The TMT Observatory Corporation nonprofit picked Mauna Kea as the telescope’s site back in 2009. Since then, a long process to obtain approval from Hawaii’s Board of Land and Natural Resources is underway.
The summit of Mauna Kea is regarded as a protected conservation zone, and anything built atop the inactive volcano has to comply with certain criteria, among which is not causing “substantial adverse impact to existing natural resources” within the region.
The Board of Land and Natural Resources gave the project the green light in 2011, but the informal consortium Mauna Kea Anaina Hou, and other groups, like the Hawaiian Environmental Alliance, had filed a lawsuit in an attempt to block construction, arguing for protecting the tradition involving the volcano.
In July 2014, construction of the Thirty Meter Telescopewas officially approved, while in October, construction started in spite of peaceful protests. Some protesters had even temporarily shut down TMT’s website on April 26.
Recent reports said that a few protesters were arrested after they blocked the road to the Mauna Kea summit. Trustees of the Office of Hawaiian Affairs voted to overturn their original vote of support for the Thirty Meter Telescope, which was made back in 2009. The Office of Hawaiian Affairs is “noncommittal” on the matter of if construction on the telescope should continue. It’s not certain when work on TMT will resume, following Hawaii Governor David Ige’s moratorium on the project.

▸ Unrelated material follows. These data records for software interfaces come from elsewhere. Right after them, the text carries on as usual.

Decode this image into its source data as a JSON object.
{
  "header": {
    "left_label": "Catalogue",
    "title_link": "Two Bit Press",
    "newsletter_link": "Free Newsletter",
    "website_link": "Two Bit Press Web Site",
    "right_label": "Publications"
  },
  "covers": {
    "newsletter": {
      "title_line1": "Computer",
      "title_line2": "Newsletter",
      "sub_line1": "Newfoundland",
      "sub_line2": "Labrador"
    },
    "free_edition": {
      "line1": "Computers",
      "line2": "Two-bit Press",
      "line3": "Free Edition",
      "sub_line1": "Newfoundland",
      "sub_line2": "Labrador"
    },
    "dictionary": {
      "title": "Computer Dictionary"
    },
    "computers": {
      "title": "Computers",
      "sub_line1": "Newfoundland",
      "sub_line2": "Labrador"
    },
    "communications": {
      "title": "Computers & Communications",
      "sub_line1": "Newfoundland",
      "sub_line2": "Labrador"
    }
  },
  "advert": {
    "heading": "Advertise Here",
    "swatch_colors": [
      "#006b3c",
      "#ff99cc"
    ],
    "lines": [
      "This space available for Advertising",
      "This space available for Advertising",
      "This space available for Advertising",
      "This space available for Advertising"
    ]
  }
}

According to the New York TImes, Ige has to “step up” and assume a firmer stance on the matter, as well as do more than publishing “mild news releases” that appeal for further dialogue.
“If he thinks the telescope is an important asset that promises great benefits to Hawaii’s residents and economy, not to mention to science and humanity at large, he should say so. If he thinks more needs to be done to protect the environment and native interests, he should say what that is and make it happen,” the publication wrote.
The company in charge with the Thirty Meter Telescope insists its paperwork is in order. The group also says it will donate about $2 million a year to local issues like job training, business incubation, technology, scholarships in science, math and engineering.
Image Source: Hawaii Magazine